Dataset rows describing interfaces:
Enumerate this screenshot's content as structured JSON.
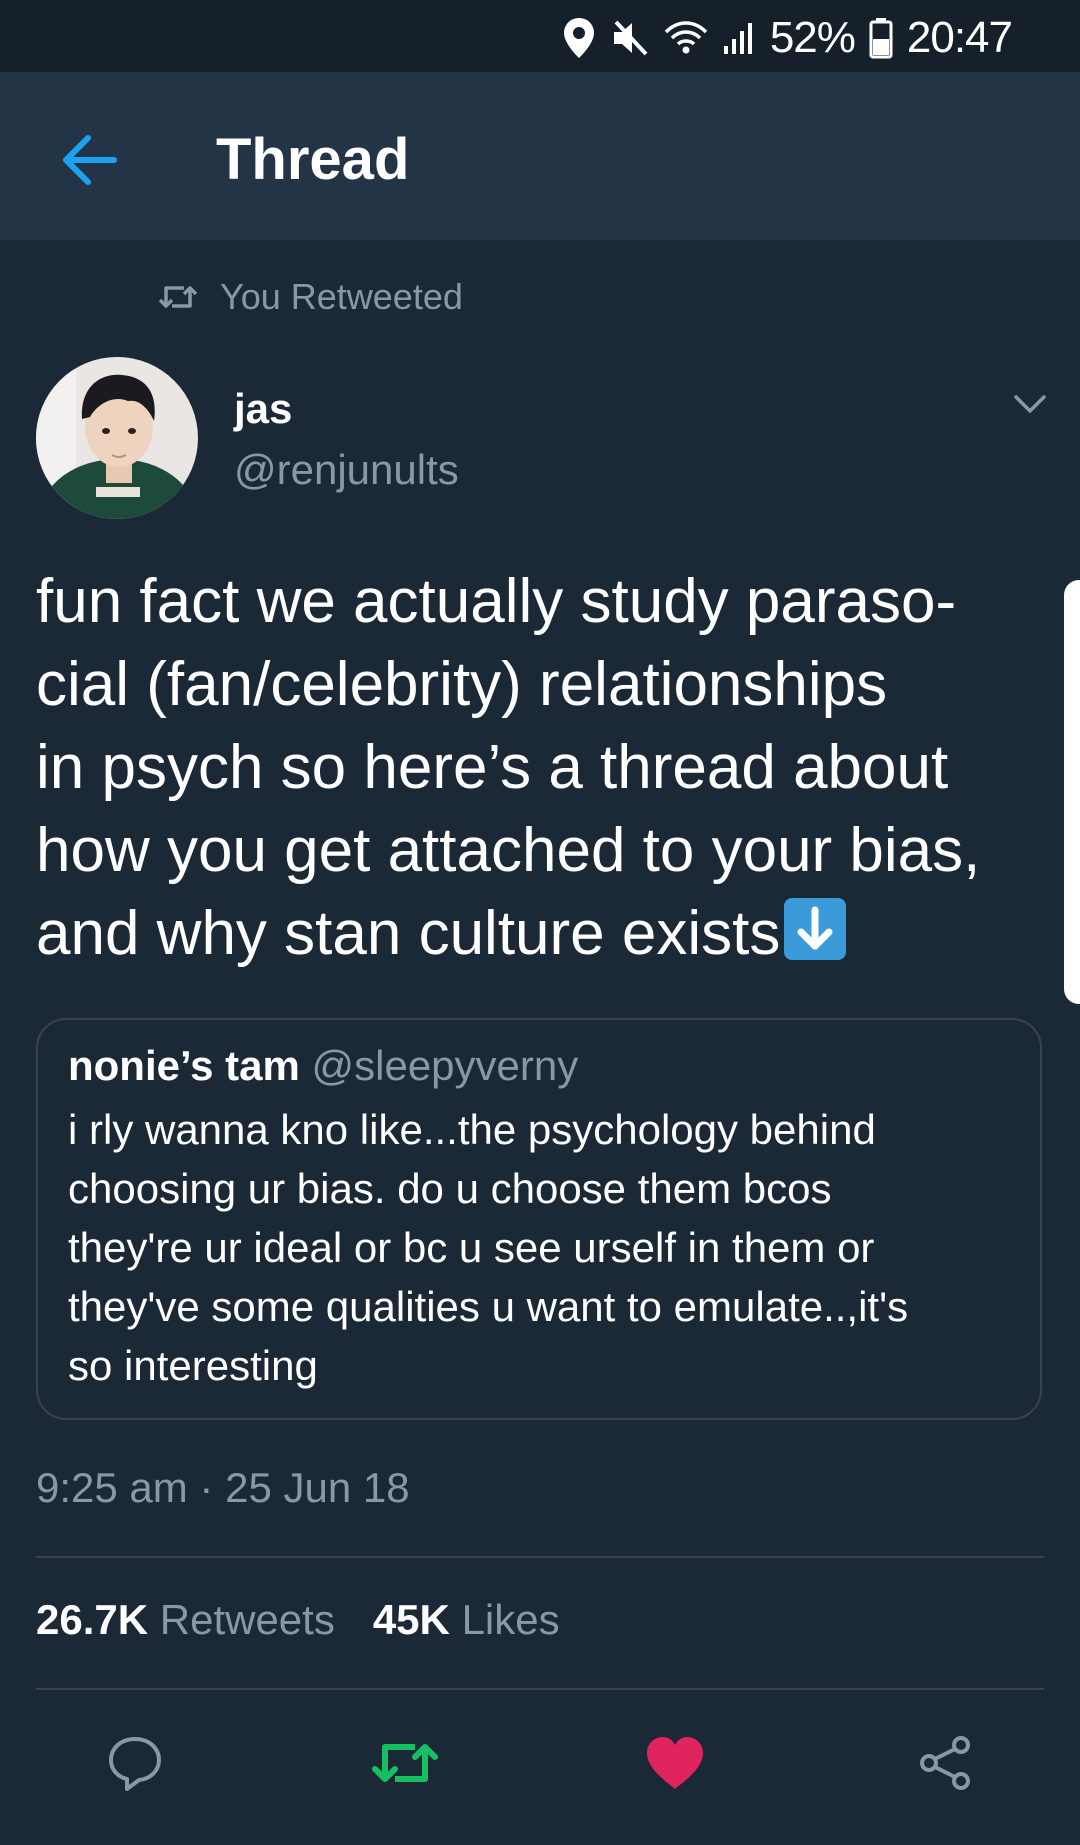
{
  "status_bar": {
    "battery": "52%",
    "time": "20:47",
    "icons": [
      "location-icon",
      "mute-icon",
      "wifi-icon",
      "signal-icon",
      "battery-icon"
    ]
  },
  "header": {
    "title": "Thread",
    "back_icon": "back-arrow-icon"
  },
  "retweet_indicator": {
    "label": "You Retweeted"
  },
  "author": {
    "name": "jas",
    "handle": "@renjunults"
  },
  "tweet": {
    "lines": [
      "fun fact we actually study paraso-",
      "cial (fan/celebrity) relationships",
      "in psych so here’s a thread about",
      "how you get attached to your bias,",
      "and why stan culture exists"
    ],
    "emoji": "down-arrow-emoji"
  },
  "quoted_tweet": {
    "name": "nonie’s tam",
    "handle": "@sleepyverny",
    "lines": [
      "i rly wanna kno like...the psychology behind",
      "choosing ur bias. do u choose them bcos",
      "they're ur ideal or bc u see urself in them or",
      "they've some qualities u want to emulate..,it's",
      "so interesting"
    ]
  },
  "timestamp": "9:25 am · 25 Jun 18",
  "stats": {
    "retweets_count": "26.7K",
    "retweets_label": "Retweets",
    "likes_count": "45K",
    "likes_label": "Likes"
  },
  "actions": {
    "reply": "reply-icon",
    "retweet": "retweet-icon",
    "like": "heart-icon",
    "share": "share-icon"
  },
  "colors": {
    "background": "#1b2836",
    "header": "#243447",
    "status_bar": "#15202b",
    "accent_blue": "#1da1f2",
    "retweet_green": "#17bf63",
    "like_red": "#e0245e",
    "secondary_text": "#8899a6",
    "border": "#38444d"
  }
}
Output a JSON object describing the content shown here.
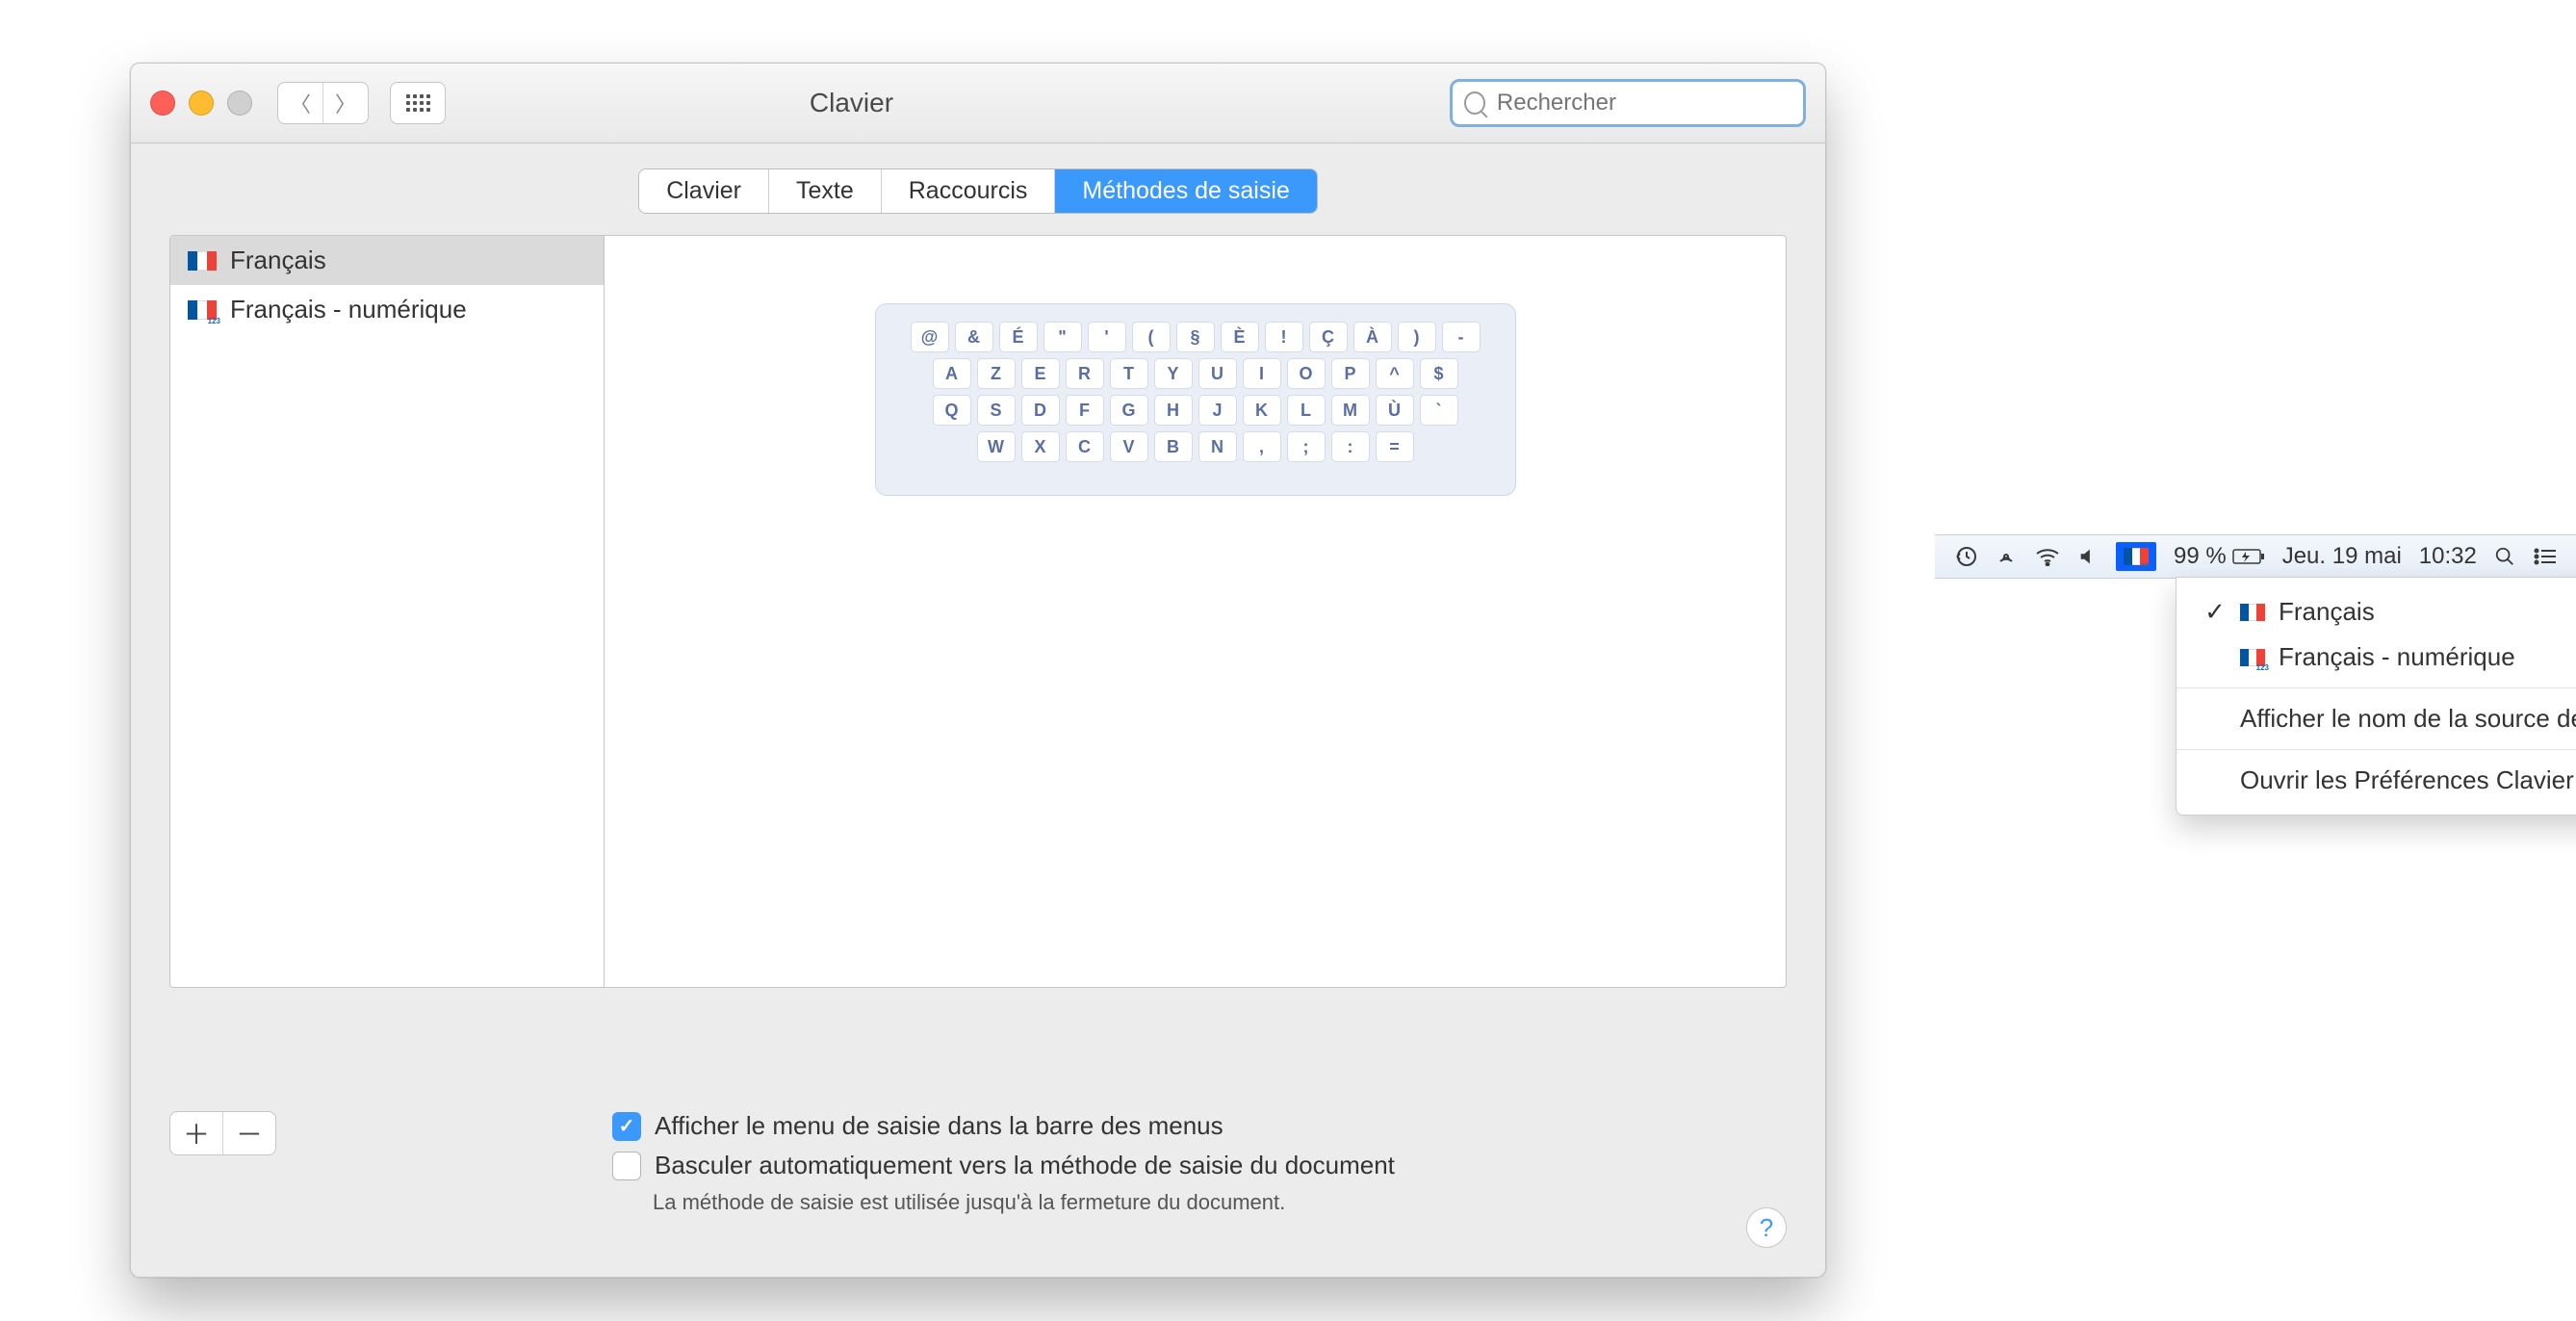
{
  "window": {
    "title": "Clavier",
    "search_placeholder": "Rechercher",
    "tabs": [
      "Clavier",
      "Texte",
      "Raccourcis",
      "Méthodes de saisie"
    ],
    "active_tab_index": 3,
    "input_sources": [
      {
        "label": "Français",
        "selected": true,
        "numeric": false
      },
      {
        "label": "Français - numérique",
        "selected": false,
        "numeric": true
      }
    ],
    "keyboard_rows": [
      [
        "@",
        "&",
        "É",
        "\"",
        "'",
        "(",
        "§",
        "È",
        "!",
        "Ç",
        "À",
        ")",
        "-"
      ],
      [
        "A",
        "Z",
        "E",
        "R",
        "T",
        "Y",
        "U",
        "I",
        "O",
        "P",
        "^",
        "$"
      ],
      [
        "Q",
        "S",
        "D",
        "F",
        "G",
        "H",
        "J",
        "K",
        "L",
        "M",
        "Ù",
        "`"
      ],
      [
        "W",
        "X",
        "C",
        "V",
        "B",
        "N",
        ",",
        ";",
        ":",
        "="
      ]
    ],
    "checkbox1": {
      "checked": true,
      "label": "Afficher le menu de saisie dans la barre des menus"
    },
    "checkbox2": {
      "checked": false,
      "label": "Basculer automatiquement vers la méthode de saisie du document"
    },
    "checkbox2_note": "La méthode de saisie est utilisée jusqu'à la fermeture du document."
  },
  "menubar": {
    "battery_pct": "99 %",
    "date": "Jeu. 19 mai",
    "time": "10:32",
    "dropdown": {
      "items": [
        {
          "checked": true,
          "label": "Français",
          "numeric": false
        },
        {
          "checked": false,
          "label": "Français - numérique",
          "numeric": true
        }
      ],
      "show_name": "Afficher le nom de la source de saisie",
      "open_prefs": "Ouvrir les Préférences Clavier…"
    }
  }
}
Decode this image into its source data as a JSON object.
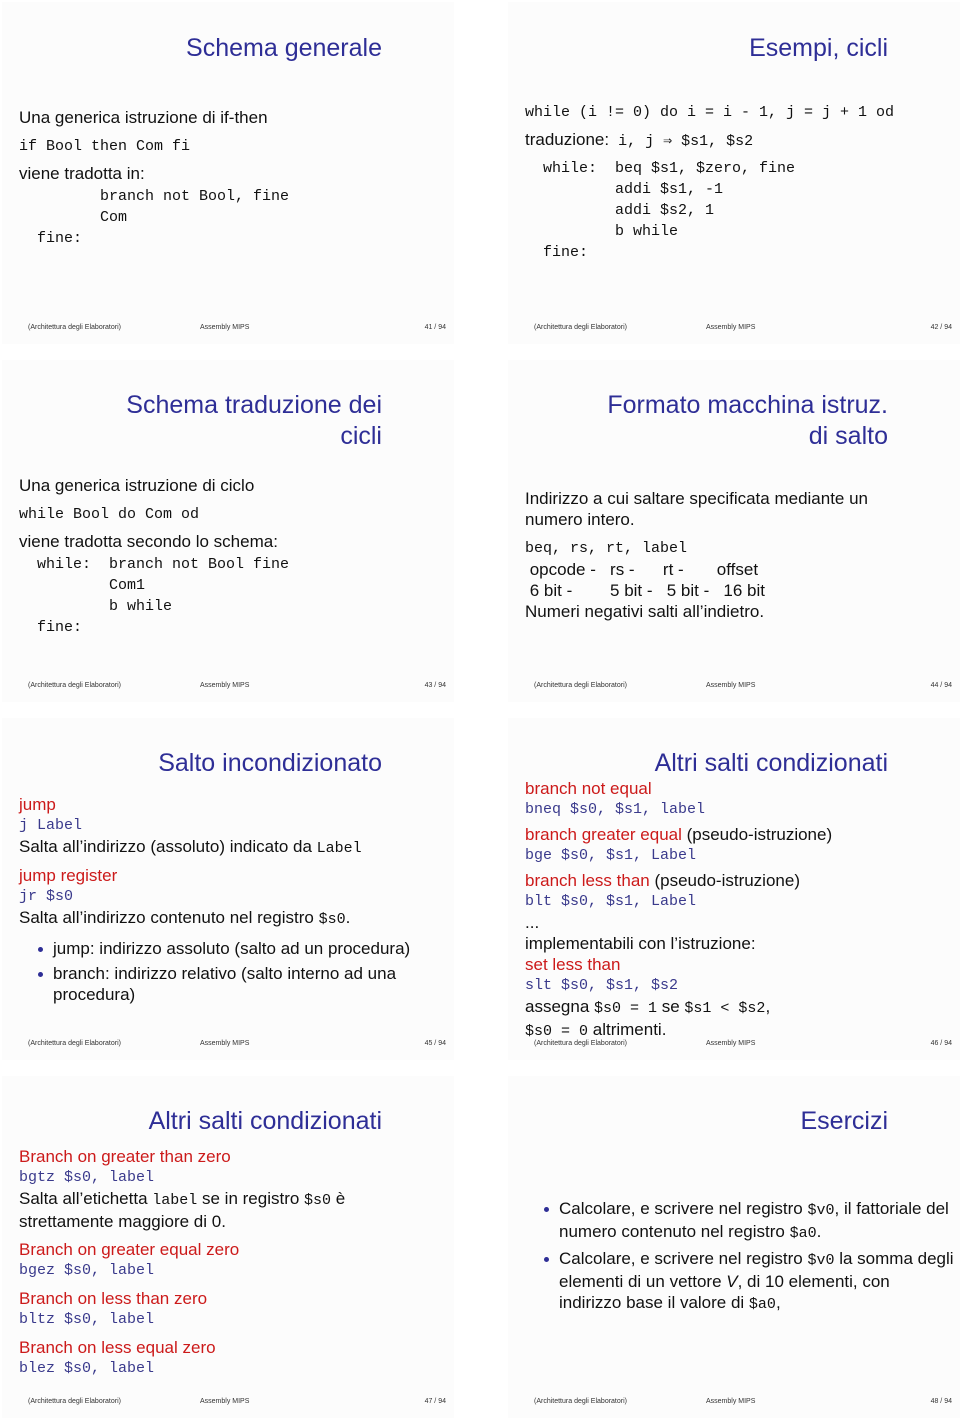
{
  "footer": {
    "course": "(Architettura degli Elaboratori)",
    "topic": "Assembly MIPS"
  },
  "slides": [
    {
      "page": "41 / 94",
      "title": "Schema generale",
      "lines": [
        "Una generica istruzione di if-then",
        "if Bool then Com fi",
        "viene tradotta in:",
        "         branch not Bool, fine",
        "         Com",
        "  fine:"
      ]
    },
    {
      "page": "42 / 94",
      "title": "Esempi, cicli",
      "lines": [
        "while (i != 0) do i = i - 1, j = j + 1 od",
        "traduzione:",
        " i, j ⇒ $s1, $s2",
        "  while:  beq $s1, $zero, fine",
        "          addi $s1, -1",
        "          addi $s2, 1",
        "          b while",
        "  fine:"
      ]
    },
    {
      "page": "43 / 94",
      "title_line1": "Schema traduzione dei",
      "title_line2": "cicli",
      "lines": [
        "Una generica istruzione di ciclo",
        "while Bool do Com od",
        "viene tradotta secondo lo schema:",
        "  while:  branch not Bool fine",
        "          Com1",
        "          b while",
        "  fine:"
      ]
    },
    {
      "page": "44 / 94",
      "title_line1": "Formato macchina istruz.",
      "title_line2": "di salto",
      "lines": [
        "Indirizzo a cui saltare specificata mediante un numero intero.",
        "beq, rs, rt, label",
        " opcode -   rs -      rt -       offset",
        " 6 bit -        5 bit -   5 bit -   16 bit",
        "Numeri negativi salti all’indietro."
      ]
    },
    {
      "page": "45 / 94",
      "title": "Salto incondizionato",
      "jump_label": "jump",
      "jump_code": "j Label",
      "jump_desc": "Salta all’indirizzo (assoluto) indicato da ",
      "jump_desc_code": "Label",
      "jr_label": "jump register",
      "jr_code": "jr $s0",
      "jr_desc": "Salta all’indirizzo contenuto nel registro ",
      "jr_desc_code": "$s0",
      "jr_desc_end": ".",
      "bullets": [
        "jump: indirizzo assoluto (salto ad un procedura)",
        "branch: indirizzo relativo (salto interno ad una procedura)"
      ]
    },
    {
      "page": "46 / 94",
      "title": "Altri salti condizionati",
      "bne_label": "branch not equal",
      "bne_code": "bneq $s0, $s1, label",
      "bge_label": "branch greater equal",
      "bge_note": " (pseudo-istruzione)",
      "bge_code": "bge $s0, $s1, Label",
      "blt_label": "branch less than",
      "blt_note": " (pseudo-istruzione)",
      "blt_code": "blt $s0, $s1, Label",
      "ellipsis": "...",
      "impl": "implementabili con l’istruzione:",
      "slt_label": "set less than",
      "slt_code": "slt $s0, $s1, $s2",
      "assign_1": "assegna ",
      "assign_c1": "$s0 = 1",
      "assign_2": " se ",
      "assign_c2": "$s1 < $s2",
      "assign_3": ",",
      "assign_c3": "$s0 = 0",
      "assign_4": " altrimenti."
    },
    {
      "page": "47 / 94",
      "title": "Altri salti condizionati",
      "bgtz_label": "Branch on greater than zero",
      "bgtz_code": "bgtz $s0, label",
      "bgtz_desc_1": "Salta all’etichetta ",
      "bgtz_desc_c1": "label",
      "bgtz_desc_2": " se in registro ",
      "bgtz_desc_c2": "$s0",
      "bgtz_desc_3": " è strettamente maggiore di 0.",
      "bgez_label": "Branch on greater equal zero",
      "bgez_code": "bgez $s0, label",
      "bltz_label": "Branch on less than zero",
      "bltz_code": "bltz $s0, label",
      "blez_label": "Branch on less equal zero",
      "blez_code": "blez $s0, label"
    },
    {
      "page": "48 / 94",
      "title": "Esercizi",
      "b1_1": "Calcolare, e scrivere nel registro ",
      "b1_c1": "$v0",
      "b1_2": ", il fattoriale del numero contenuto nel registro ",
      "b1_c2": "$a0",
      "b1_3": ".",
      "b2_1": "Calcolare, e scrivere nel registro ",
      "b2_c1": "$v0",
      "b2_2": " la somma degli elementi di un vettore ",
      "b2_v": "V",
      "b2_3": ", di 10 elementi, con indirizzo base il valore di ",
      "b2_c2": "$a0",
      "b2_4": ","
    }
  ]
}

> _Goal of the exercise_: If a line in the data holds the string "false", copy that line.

> _Written solution_:
        "numeric": false
        "selected": false,
      "checked": false,
          "numeric": false
          "checked": false,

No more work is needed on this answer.